Consider, for instance, some of the quantum leaps in medical technology across the years. Just a century ago, any puncture of the abdomen, skull or lungs created a high probability of death, as did any significant loss of blood (no transfusions) or most large wounds (no antibiotics or antiseptics), or most wounds requiring significant surgery (no anesthetics, resulting in death from surgery shock). Also, consider the increasing impact of police methodology and technology--fingerprints, communications, DNA matching, video surveillance, and others--in apprehending killers, preventing second offenses, and deterring crime.

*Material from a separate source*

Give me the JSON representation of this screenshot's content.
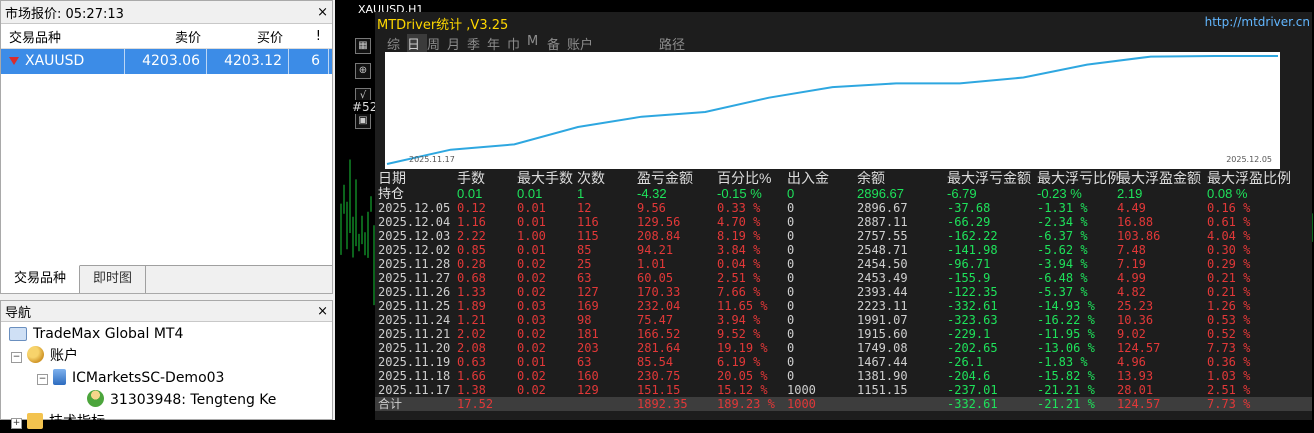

Each of these technological developments, in their place and time, should have negated the effects of weapons evolution and saved the lives of victims of violence. When assessing violent crime across any length of time, we should ask what proportion of trauma patients survive today, and what proportion of those would have died if they had 1940-level technology (no penicillin), 1930-level technology (no antibiotics), 1870-level technology (no antiseptics), 1840-level technology (no anesthetics), or 1600-level technology (no doctors, no anatomy).

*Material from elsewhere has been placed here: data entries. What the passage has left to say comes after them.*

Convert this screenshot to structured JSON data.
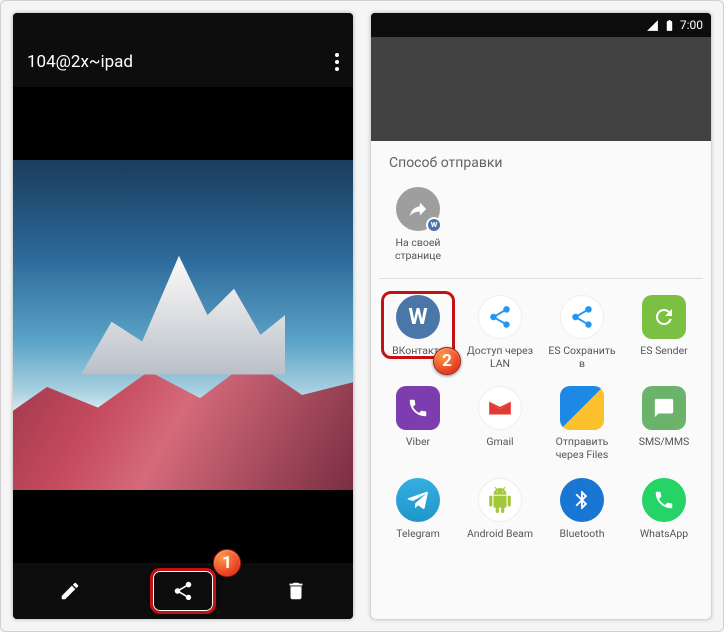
{
  "left": {
    "title": "104@2x~ipad"
  },
  "right": {
    "status_time": "7:00",
    "sheet_title": "Способ отправки",
    "featured": {
      "label": "На своей странице"
    },
    "apps": [
      {
        "label": "ВКонтакте"
      },
      {
        "label": "Доступ через LAN"
      },
      {
        "label": "ES Сохранить в"
      },
      {
        "label": "ES Sender"
      },
      {
        "label": "Viber"
      },
      {
        "label": "Gmail"
      },
      {
        "label": "Отправить через Files"
      },
      {
        "label": "SMS/MMS"
      },
      {
        "label": "Telegram"
      },
      {
        "label": "Android Beam"
      },
      {
        "label": "Bluetooth"
      },
      {
        "label": "WhatsApp"
      }
    ]
  },
  "callouts": {
    "step1": "1",
    "step2": "2"
  }
}
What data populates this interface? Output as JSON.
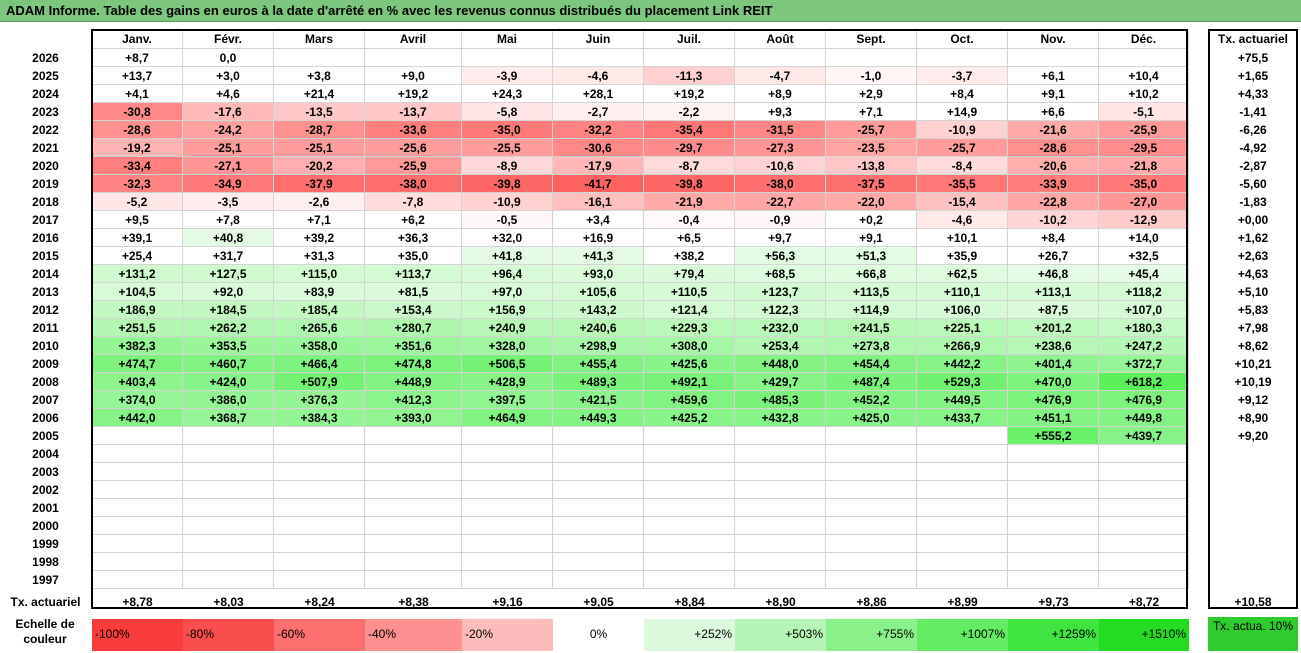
{
  "title": "ADAM Informe. Table des gains en euros à la date d'arrêté en % avec les revenus connus distribués du placement Link REIT",
  "months": [
    "Janv.",
    "Févr.",
    "Mars",
    "Avril",
    "Mai",
    "Juin",
    "Juil.",
    "Août",
    "Sept.",
    "Oct.",
    "Nov.",
    "Déc."
  ],
  "actuarial_header": "Tx. actuariel",
  "row_footer_label": "Tx. actuariel",
  "footer_values": [
    "+8,78",
    "+8,03",
    "+8,24",
    "+8,38",
    "+9,16",
    "+9,05",
    "+8,84",
    "+8,90",
    "+8,86",
    "+8,99",
    "+9,73",
    "+8,72"
  ],
  "footer_actuarial": "+10,58",
  "scale_label": "Echelle de couleur",
  "scale": [
    {
      "label": "-100%",
      "color": "#f83b3b",
      "align": "left"
    },
    {
      "label": "-80%",
      "color": "#fa4e4e",
      "align": "left"
    },
    {
      "label": "-60%",
      "color": "#fb6f6f",
      "align": "left"
    },
    {
      "label": "-40%",
      "color": "#fc8f8f",
      "align": "left"
    },
    {
      "label": "-20%",
      "color": "#fdbcbc",
      "align": "left"
    },
    {
      "label": "0%",
      "color": "#ffffff",
      "align": "center"
    },
    {
      "label": "+252%",
      "color": "#dcf8dc",
      "align": "right"
    },
    {
      "label": "+503%",
      "color": "#b4f4b4",
      "align": "right"
    },
    {
      "label": "+755%",
      "color": "#8af08a",
      "align": "right"
    },
    {
      "label": "+1007%",
      "color": "#63eb63",
      "align": "right"
    },
    {
      "label": "+1259%",
      "color": "#40e440",
      "align": "right"
    },
    {
      "label": "+1510%",
      "color": "#22dd22",
      "align": "right"
    }
  ],
  "legend_green": "Tx. actua. 10%",
  "chart_data": {
    "type": "heatmap",
    "title": "ADAM Informe. Table des gains en euros à la date d'arrêté en % avec les revenus connus distribués du placement Link REIT",
    "columns": [
      "Janv.",
      "Févr.",
      "Mars",
      "Avril",
      "Mai",
      "Juin",
      "Juil.",
      "Août",
      "Sept.",
      "Oct.",
      "Nov.",
      "Déc."
    ],
    "rows": [
      {
        "year": "2026",
        "values": [
          "+8,7",
          "0,0",
          "",
          "",
          "",
          "",
          "",
          "",
          "",
          "",
          "",
          ""
        ],
        "actuarial": "+75,5"
      },
      {
        "year": "2025",
        "values": [
          "+13,7",
          "+3,0",
          "+3,8",
          "+9,0",
          "-3,9",
          "-4,6",
          "-11,3",
          "-4,7",
          "-1,0",
          "-3,7",
          "+6,1",
          "+10,4"
        ],
        "actuarial": "+1,65"
      },
      {
        "year": "2024",
        "values": [
          "+4,1",
          "+4,6",
          "+21,4",
          "+19,2",
          "+24,3",
          "+28,1",
          "+19,2",
          "+8,9",
          "+2,9",
          "+8,4",
          "+9,1",
          "+10,2"
        ],
        "actuarial": "+4,33"
      },
      {
        "year": "2023",
        "values": [
          "-30,8",
          "-17,6",
          "-13,5",
          "-13,7",
          "-5,8",
          "-2,7",
          "-2,2",
          "+9,3",
          "+7,1",
          "+14,9",
          "+6,6",
          "-5,1"
        ],
        "actuarial": "-1,41"
      },
      {
        "year": "2022",
        "values": [
          "-28,6",
          "-24,2",
          "-28,7",
          "-33,6",
          "-35,0",
          "-32,2",
          "-35,4",
          "-31,5",
          "-25,7",
          "-10,9",
          "-21,6",
          "-25,9"
        ],
        "actuarial": "-6,26"
      },
      {
        "year": "2021",
        "values": [
          "-19,2",
          "-25,1",
          "-25,1",
          "-25,6",
          "-25,5",
          "-30,6",
          "-29,7",
          "-27,3",
          "-23,5",
          "-25,7",
          "-28,6",
          "-29,5"
        ],
        "actuarial": "-4,92"
      },
      {
        "year": "2020",
        "values": [
          "-33,4",
          "-27,1",
          "-20,2",
          "-25,9",
          "-8,9",
          "-17,9",
          "-8,7",
          "-10,6",
          "-13,8",
          "-8,4",
          "-20,6",
          "-21,8"
        ],
        "actuarial": "-2,87"
      },
      {
        "year": "2019",
        "values": [
          "-32,3",
          "-34,9",
          "-37,9",
          "-38,0",
          "-39,8",
          "-41,7",
          "-39,8",
          "-38,0",
          "-37,5",
          "-35,5",
          "-33,9",
          "-35,0"
        ],
        "actuarial": "-5,60"
      },
      {
        "year": "2018",
        "values": [
          "-5,2",
          "-3,5",
          "-2,6",
          "-7,8",
          "-10,9",
          "-16,1",
          "-21,9",
          "-22,7",
          "-22,0",
          "-15,4",
          "-22,8",
          "-27,0"
        ],
        "actuarial": "-1,83"
      },
      {
        "year": "2017",
        "values": [
          "+9,5",
          "+7,8",
          "+7,1",
          "+6,2",
          "-0,5",
          "+3,4",
          "-0,4",
          "-0,9",
          "+0,2",
          "-4,6",
          "-10,2",
          "-12,9"
        ],
        "actuarial": "+0,00"
      },
      {
        "year": "2016",
        "values": [
          "+39,1",
          "+40,8",
          "+39,2",
          "+36,3",
          "+32,0",
          "+16,9",
          "+6,5",
          "+9,7",
          "+9,1",
          "+10,1",
          "+8,4",
          "+14,0"
        ],
        "actuarial": "+1,62"
      },
      {
        "year": "2015",
        "values": [
          "+25,4",
          "+31,7",
          "+31,3",
          "+35,0",
          "+41,8",
          "+41,3",
          "+38,2",
          "+56,3",
          "+51,3",
          "+35,9",
          "+26,7",
          "+32,5"
        ],
        "actuarial": "+2,63"
      },
      {
        "year": "2014",
        "values": [
          "+131,2",
          "+127,5",
          "+115,0",
          "+113,7",
          "+96,4",
          "+93,0",
          "+79,4",
          "+68,5",
          "+66,8",
          "+62,5",
          "+46,8",
          "+45,4"
        ],
        "actuarial": "+4,63"
      },
      {
        "year": "2013",
        "values": [
          "+104,5",
          "+92,0",
          "+83,9",
          "+81,5",
          "+97,0",
          "+105,6",
          "+110,5",
          "+123,7",
          "+113,5",
          "+110,1",
          "+113,1",
          "+118,2"
        ],
        "actuarial": "+5,10"
      },
      {
        "year": "2012",
        "values": [
          "+186,9",
          "+184,5",
          "+185,4",
          "+153,4",
          "+156,9",
          "+143,2",
          "+121,4",
          "+122,3",
          "+114,9",
          "+106,0",
          "+87,5",
          "+107,0"
        ],
        "actuarial": "+5,83"
      },
      {
        "year": "2011",
        "values": [
          "+251,5",
          "+262,2",
          "+265,6",
          "+280,7",
          "+240,9",
          "+240,6",
          "+229,3",
          "+232,0",
          "+241,5",
          "+225,1",
          "+201,2",
          "+180,3"
        ],
        "actuarial": "+7,98"
      },
      {
        "year": "2010",
        "values": [
          "+382,3",
          "+353,5",
          "+358,0",
          "+351,6",
          "+328,0",
          "+298,9",
          "+308,0",
          "+253,4",
          "+273,8",
          "+266,9",
          "+238,6",
          "+247,2"
        ],
        "actuarial": "+8,62"
      },
      {
        "year": "2009",
        "values": [
          "+474,7",
          "+460,7",
          "+466,4",
          "+474,8",
          "+506,5",
          "+455,4",
          "+425,6",
          "+448,0",
          "+454,4",
          "+442,2",
          "+401,4",
          "+372,7"
        ],
        "actuarial": "+10,21"
      },
      {
        "year": "2008",
        "values": [
          "+403,4",
          "+424,0",
          "+507,9",
          "+448,9",
          "+428,9",
          "+489,3",
          "+492,1",
          "+429,7",
          "+487,4",
          "+529,3",
          "+470,0",
          "+618,2"
        ],
        "actuarial": "+10,19"
      },
      {
        "year": "2007",
        "values": [
          "+374,0",
          "+386,0",
          "+376,3",
          "+412,3",
          "+397,5",
          "+421,5",
          "+459,6",
          "+485,3",
          "+452,2",
          "+449,5",
          "+476,9",
          "+476,9"
        ],
        "actuarial": "+9,12"
      },
      {
        "year": "2006",
        "values": [
          "+442,0",
          "+368,7",
          "+384,3",
          "+393,0",
          "+464,9",
          "+449,3",
          "+425,2",
          "+432,8",
          "+425,0",
          "+433,7",
          "+451,1",
          "+449,8"
        ],
        "actuarial": "+8,90"
      },
      {
        "year": "2005",
        "values": [
          "",
          "",
          "",
          "",
          "",
          "",
          "",
          "",
          "",
          "",
          "+555,2",
          "+439,7"
        ],
        "actuarial": "+9,20"
      },
      {
        "year": "2004",
        "values": [
          "",
          "",
          "",
          "",
          "",
          "",
          "",
          "",
          "",
          "",
          "",
          ""
        ],
        "actuarial": ""
      },
      {
        "year": "2003",
        "values": [
          "",
          "",
          "",
          "",
          "",
          "",
          "",
          "",
          "",
          "",
          "",
          ""
        ],
        "actuarial": ""
      },
      {
        "year": "2002",
        "values": [
          "",
          "",
          "",
          "",
          "",
          "",
          "",
          "",
          "",
          "",
          "",
          ""
        ],
        "actuarial": ""
      },
      {
        "year": "2001",
        "values": [
          "",
          "",
          "",
          "",
          "",
          "",
          "",
          "",
          "",
          "",
          "",
          ""
        ],
        "actuarial": ""
      },
      {
        "year": "2000",
        "values": [
          "",
          "",
          "",
          "",
          "",
          "",
          "",
          "",
          "",
          "",
          "",
          ""
        ],
        "actuarial": ""
      },
      {
        "year": "1999",
        "values": [
          "",
          "",
          "",
          "",
          "",
          "",
          "",
          "",
          "",
          "",
          "",
          ""
        ],
        "actuarial": ""
      },
      {
        "year": "1998",
        "values": [
          "",
          "",
          "",
          "",
          "",
          "",
          "",
          "",
          "",
          "",
          "",
          ""
        ],
        "actuarial": ""
      },
      {
        "year": "1997",
        "values": [
          "",
          "",
          "",
          "",
          "",
          "",
          "",
          "",
          "",
          "",
          "",
          ""
        ],
        "actuarial": ""
      }
    ]
  }
}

The medical technology continues to move forward, saving ever more lives every year. In an article entitled “New Battlefield techniques,” NY Times reporter Gina Kolata interviewed Dr. Paul K. Carlton Jr., the recently retired surgeon general of the Air Force. He told of field surgeons who carry everything needed in a backpack, including “sonogram machines the size of cassette recorders, and devices the size of a PDA that can do a complete laboratory analysis on a drop of blood.”
Dr. Carlton used the U.S. invasion of Afghanistan as an example of what is now possible.
Of 250 seriously injured patients, only one died. "It was the lowest died-of-wounds rate in the history of war," he said. One man suffered a catastrophic wound to his rectum, prostate, anus and bladder. The ghastly injury plunged him into shock immediately, but one of the backpack surgical teams got to him right away and did a damage control surgery. Then, he was put on an airplane equipped as a critical care unit and flown a few thousand miles to another hospital for another surgery to stabilize him. Then he was flown to Germany for reconstructive surgery. "He's home with his family now," Dr. Carlton said. In any other war, he added, "he would have been dead."
A little over a year later, in the invasion of Iraq, new bandages with a powerful clotting agent that can stop arterial bleeding were introduced, providing yet another major leap forward in lifesaving medical technology. That same technology is also holding down the murder rate back home.

Landmarks in the Evolution of Medical Lifesaving
  • c.1690: French army institutes first scientific, systematic approach to surgery
  • c.1840: Introduction of anesthesia overcomes surgical shock
  • c.1840: Introduction in Hungary of washing hands and instruments in chlorinated lime solution reduces mortality due to “childbed fever” from 9.9% to .85%
  • c.1860: Introduction by Lister of carbolic acid as germicide reduced mortality rate after major operations from 45% to 15%
  • c.1880: Widespread acceptance and adaptation of germicides
  • c.1930: Sulfa drugs
  • c.1940: Penicillin discovered
  • c.1945: Penicillin in general use, and ever-increasing explosion of antibiotics thereafter
  • c.1960: Penicillin synthesized on a large scale
  • c.1970: CPR introduced on wide scale
  • c.1990: 911 centralized emergency response systems introduced in U.S. on wide scale
  • c.2002: Harris, et al., landmark study by U.Mass and Harvard, published in the journal Homicide Studies concludes that med tech advances since 1970 have prevented approximately three-out-of-four murders

No comments: